Roberts and co screenwriter Ernest Riera stress this trite exposition more than they need to, culminating in that momentum stopping underwater one on one, where the sisters talk about Stewart some more and Lisa admits that she’s always been jealous of Claire’s more adventurous, impulsive life and blah blah blah. They’re already trying to survive being forty-seven meters under water, you don’t need them to stop and have a cheesy conversation to make you sympathize with them more. These silly human problems are supposed to be minor in comparison to the intense life or death situation there in.

 As a pure survival thriller, “47 Meters Down” yields a handful of tensely staged, claustrophobic underwater scenes. And to his credit, Roberts uses the sharks sparingly and effectively—relying more on suspense and impending doom rather than gore. However, even the tensest underwater scenes are undercut by too much talking. There’s far too much screaming and characters restating the obvious; it’s the same problem “Gravity” faced but ten times worse. The script is full of terribly cheesy lines of dialogue, delivered in a laughably stilted manner. “I’m so scared!” Lisa yells at one point. Oh, really?
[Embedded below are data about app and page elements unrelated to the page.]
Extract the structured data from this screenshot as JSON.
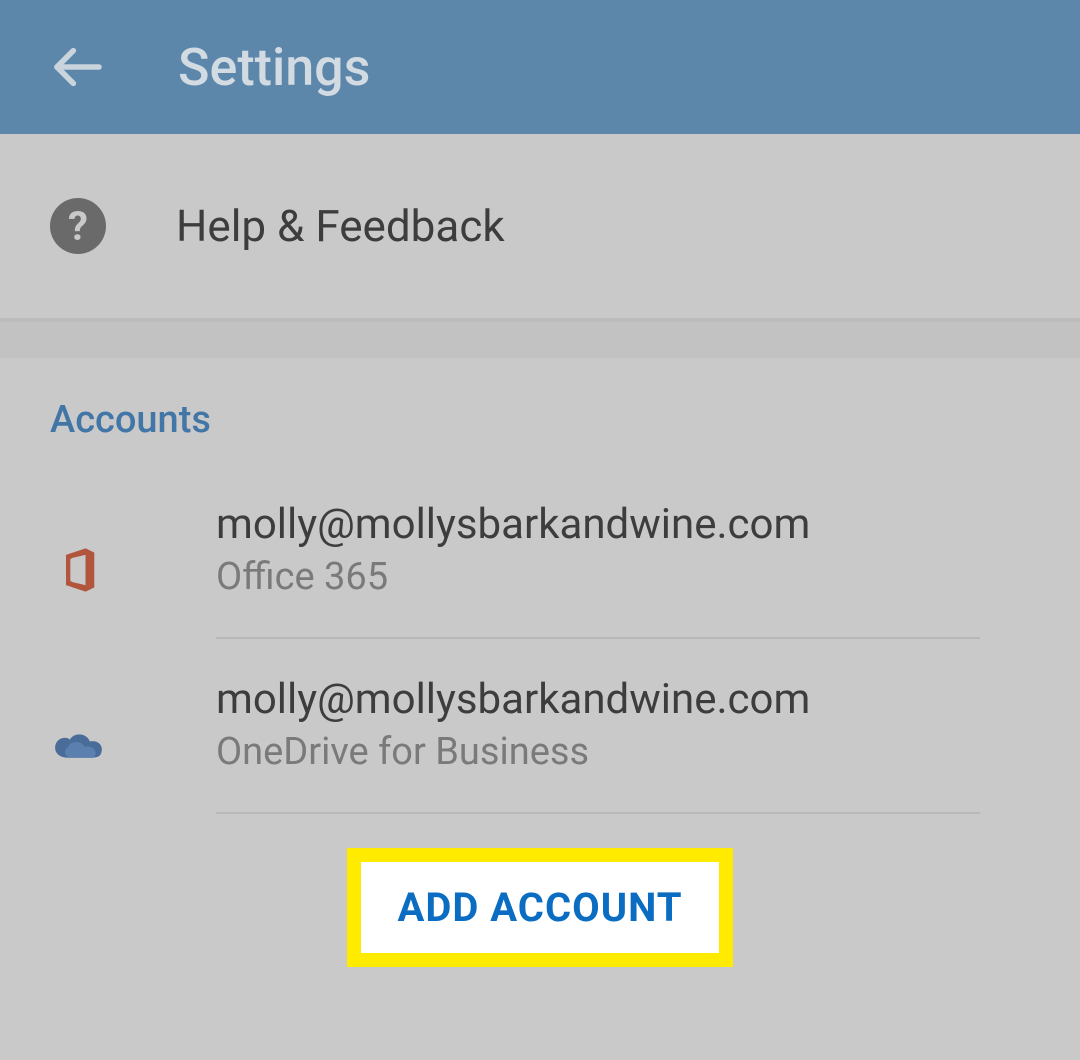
{
  "header": {
    "title": "Settings"
  },
  "help": {
    "label": "Help & Feedback"
  },
  "accounts": {
    "section_title": "Accounts",
    "items": [
      {
        "email": "molly@mollysbarkandwine.com",
        "service": "Office 365",
        "icon": "office-icon"
      },
      {
        "email": "molly@mollysbarkandwine.com",
        "service": "OneDrive for Business",
        "icon": "onedrive-icon"
      }
    ],
    "add_button": "ADD ACCOUNT"
  },
  "colors": {
    "header_bg": "#5C87AB",
    "accent": "#4276A7",
    "highlight": "#FFEB00",
    "link": "#0a6dc2"
  }
}
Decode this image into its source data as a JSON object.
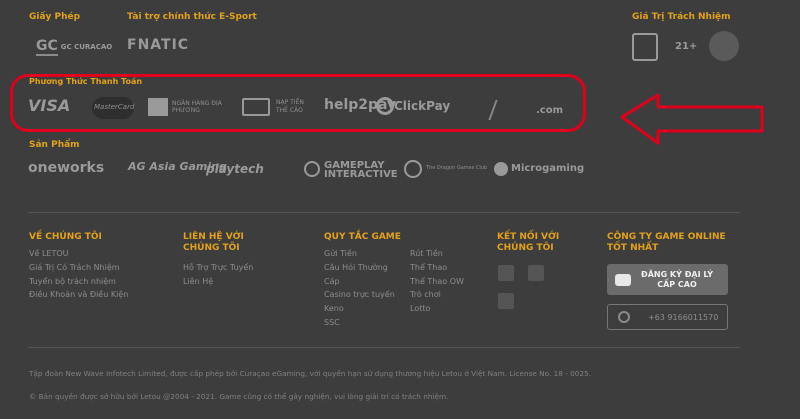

At another point, after venturing outside the cage, Lisa makes her way to the edge of an underwater cliff, with nothing but spine tingling darkness below her. Okay, that’s pretty scary. You know how to make it not very scary? Have Lisa exclaim: “I can’t see what’s below me!” a few seconds later. All this chatting spoils the mood; it would have been better to let the quiet, ominous hum of the ocean dominate the soundtrack, along with muffled screams and the sounds of shark jaws chomping.

47 Meters” eventually breaks down beyond repair when it relies on an act of cinematic deception late in the third act (think “Last Temptation of Christ”) that, as a climax, feels cheap and unearned—an effort to make the film appear more intelligent than it really is.  Even worse, the deception is followed by an underwhelming and pretentiously dragged out resolution sequence.

The film ends with a whimper and we don’t even find out if Stewart was jealous of Lisa and Kate’s vacation. What kind of resolution is that!?